TASK DIRECTIONS: Using the entries that follow, report how many lines contain the word "your". Only the number is wanted.

RECORDS SUPPLIED:
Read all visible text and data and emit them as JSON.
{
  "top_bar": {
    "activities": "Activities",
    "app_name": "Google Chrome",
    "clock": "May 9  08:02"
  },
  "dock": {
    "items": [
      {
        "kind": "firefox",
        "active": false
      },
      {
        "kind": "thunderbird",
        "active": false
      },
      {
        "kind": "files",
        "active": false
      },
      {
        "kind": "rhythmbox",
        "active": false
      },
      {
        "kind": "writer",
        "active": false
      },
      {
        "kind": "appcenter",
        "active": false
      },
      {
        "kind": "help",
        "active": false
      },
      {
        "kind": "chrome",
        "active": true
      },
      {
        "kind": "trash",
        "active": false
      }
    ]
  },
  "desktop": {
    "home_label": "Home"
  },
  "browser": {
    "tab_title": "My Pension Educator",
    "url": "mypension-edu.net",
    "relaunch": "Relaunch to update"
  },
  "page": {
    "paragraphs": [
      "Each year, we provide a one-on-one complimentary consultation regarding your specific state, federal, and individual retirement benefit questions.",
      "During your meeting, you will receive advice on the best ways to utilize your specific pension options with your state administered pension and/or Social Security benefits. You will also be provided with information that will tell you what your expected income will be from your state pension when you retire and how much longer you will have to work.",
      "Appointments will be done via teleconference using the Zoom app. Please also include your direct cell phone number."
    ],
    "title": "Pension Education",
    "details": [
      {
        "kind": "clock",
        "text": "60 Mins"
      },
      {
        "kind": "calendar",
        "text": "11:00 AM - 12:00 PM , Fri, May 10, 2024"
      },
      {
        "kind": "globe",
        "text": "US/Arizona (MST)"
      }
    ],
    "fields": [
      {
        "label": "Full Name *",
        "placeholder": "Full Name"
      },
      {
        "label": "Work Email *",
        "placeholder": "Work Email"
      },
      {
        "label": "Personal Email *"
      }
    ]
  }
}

COMPLETED TASK: 3